═══ INPUT RECORDS ═══
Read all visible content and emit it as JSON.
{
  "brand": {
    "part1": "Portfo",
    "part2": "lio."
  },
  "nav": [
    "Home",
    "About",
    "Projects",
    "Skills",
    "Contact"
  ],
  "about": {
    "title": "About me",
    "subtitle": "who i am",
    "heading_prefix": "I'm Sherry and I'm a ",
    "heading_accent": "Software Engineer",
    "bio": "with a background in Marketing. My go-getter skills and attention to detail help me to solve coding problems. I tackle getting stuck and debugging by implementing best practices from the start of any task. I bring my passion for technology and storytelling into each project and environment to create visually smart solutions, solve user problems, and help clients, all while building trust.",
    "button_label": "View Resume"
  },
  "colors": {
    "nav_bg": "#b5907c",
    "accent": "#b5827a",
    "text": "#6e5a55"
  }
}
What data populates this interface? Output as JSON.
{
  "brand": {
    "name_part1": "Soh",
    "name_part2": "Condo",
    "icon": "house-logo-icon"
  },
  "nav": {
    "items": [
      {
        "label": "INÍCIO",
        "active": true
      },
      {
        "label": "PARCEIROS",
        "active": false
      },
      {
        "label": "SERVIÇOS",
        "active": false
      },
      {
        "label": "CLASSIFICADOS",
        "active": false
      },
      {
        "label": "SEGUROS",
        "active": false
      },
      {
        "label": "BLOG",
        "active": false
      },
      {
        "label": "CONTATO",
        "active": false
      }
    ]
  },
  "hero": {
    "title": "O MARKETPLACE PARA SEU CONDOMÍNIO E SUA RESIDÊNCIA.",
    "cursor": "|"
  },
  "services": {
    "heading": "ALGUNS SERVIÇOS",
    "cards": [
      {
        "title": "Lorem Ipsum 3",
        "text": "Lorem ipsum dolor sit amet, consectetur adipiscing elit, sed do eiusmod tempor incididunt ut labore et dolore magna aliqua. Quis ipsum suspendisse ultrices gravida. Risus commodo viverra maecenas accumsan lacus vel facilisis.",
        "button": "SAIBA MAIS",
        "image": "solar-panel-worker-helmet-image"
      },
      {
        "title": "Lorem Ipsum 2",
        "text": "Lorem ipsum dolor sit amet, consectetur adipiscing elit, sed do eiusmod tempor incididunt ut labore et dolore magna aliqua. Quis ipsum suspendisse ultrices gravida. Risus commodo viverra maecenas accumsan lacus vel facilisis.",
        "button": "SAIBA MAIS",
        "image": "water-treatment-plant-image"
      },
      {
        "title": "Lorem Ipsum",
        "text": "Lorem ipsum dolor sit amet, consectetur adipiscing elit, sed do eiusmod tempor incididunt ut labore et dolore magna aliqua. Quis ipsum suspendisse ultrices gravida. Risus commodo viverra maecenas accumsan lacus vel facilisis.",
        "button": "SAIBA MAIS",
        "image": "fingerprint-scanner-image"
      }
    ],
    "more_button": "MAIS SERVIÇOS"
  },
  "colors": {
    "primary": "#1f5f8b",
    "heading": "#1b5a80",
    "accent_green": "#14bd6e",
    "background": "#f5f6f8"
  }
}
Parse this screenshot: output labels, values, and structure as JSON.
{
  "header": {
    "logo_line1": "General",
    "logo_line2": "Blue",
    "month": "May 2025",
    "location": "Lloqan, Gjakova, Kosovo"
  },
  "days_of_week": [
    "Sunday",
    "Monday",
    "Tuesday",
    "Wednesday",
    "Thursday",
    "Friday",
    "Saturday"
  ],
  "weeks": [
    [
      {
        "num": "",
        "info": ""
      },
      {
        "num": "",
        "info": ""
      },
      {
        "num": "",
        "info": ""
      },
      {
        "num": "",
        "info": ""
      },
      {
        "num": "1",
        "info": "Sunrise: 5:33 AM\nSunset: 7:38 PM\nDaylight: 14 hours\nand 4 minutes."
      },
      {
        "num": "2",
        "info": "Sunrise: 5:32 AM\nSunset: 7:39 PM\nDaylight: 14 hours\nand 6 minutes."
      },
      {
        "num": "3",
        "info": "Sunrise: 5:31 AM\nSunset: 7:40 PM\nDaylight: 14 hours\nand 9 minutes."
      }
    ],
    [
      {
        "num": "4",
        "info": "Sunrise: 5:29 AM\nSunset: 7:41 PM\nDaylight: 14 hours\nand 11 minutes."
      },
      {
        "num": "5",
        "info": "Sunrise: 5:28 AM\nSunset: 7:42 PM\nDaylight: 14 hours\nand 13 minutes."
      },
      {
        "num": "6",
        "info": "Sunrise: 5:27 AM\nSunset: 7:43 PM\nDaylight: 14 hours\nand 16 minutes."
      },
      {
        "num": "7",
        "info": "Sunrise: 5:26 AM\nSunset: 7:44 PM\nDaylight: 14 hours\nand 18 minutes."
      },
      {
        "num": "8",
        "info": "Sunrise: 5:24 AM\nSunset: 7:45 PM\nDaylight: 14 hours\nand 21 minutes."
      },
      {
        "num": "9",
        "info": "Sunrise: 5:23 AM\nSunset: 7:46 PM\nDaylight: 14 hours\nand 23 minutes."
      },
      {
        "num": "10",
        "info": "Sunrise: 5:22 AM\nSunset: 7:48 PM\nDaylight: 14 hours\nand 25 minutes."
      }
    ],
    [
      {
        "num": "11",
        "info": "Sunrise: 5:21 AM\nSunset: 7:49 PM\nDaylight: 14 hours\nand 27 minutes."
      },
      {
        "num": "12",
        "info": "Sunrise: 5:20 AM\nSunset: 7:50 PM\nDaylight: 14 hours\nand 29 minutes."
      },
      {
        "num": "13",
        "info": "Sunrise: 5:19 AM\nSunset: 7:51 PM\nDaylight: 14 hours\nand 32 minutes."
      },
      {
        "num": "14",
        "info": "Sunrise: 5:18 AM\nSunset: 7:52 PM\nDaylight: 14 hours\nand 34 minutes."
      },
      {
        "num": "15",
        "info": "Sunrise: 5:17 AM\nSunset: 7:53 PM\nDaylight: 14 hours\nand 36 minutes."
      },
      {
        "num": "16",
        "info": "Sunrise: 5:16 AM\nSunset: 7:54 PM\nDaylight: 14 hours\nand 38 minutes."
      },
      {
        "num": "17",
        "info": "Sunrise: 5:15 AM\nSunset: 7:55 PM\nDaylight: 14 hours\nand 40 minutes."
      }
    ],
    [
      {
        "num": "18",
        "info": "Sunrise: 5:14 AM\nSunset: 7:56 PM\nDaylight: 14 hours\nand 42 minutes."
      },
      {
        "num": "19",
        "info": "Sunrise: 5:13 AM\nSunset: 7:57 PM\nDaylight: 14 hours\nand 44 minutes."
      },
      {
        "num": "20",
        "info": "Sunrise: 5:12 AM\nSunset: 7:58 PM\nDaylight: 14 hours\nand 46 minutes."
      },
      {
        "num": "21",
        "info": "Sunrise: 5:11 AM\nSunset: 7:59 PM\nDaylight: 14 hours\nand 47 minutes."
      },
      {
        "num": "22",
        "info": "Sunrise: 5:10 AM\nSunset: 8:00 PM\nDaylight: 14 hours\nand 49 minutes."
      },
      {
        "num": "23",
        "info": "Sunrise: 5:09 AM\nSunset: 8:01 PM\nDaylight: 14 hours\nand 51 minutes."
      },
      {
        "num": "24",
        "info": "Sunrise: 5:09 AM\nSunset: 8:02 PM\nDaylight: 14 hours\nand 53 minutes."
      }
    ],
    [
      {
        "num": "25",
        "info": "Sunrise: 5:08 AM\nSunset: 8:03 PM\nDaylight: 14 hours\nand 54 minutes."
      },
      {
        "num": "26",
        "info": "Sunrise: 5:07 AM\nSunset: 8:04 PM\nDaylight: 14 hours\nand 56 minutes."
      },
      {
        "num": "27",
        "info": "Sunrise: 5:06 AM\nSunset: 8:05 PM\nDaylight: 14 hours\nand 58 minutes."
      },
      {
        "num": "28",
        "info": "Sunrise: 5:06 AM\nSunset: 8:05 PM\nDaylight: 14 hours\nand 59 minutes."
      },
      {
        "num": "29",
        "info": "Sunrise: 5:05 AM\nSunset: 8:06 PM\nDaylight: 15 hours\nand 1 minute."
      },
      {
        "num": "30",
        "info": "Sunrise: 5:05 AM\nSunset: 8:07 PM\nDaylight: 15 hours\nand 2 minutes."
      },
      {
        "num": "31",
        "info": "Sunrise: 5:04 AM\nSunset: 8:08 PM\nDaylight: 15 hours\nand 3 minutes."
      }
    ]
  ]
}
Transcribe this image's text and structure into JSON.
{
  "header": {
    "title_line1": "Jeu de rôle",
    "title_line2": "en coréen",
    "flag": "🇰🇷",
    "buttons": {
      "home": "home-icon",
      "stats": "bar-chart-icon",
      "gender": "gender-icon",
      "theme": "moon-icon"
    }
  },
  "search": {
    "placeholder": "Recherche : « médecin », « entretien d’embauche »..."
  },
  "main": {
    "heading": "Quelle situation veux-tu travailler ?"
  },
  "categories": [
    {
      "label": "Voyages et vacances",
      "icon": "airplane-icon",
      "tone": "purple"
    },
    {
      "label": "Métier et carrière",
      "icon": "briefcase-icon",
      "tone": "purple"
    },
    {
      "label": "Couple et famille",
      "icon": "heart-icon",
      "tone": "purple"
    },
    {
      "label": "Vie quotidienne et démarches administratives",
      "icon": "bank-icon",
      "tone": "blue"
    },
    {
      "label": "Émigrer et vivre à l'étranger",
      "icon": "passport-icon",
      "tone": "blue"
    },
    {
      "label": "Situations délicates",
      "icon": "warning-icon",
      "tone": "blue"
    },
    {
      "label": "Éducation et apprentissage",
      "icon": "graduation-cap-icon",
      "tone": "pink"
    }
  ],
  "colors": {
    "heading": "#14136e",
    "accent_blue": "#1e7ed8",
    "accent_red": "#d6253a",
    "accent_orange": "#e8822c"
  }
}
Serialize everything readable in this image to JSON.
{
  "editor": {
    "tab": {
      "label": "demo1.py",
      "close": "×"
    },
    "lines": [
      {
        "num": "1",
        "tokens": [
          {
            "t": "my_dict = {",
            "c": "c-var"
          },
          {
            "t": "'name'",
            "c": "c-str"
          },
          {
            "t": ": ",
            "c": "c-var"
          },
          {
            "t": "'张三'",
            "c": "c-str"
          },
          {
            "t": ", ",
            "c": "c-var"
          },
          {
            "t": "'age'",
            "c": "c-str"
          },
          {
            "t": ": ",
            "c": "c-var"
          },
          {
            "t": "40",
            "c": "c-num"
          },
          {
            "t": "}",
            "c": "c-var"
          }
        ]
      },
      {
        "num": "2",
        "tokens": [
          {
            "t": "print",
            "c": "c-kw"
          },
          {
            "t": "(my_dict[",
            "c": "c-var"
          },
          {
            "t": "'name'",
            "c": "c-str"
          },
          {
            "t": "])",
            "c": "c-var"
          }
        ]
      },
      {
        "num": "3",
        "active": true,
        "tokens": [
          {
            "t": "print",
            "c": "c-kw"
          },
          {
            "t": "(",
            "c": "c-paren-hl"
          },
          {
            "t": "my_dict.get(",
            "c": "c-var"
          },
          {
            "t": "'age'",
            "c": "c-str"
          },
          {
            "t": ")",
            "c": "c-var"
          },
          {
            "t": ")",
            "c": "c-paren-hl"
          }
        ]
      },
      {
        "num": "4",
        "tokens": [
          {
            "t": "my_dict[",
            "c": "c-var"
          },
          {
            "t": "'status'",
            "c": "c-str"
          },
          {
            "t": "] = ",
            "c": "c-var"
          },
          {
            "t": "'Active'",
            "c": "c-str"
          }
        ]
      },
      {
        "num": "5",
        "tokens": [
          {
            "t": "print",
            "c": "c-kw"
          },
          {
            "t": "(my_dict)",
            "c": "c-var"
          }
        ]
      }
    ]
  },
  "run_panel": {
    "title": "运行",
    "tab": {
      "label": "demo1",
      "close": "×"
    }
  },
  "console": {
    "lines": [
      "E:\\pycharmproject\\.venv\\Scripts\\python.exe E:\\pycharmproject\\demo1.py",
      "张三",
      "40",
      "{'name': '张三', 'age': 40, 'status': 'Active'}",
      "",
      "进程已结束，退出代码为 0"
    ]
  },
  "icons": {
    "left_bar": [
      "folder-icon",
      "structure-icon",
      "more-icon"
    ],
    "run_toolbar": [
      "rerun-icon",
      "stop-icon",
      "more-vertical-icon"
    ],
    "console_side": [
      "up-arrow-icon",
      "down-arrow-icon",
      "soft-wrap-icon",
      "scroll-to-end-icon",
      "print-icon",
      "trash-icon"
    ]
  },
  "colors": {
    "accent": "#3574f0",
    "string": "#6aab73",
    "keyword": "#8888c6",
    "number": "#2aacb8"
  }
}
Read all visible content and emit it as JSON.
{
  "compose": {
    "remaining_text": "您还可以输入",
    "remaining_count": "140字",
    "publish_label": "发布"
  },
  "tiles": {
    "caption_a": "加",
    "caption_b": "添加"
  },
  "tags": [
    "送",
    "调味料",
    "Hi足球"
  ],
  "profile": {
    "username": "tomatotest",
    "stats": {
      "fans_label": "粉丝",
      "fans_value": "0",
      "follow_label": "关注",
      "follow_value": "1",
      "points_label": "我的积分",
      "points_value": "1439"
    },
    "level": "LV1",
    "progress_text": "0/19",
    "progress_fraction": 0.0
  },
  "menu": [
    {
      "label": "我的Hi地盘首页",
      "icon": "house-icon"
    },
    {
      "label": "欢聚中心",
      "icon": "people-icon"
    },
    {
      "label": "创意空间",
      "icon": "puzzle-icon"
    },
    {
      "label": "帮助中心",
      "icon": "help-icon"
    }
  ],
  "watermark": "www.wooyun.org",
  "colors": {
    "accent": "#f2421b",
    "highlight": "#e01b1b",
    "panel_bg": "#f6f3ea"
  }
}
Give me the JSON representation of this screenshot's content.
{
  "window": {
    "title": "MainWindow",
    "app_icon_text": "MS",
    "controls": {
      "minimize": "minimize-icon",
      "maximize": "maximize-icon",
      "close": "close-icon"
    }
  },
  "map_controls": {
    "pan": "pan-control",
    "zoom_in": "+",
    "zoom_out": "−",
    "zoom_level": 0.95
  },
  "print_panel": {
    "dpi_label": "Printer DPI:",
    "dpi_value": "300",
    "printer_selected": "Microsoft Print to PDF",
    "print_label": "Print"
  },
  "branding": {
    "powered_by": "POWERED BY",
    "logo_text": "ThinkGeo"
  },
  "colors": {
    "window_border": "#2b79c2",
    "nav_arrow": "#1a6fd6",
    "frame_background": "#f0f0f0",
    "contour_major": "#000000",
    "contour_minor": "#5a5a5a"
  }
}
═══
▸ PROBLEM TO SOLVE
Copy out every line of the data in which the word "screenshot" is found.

▸ ANSWER BELOW
Parse this screenshot: output labels, values, and structure as JSON.
Give me the JSON representation of this screenshot's content.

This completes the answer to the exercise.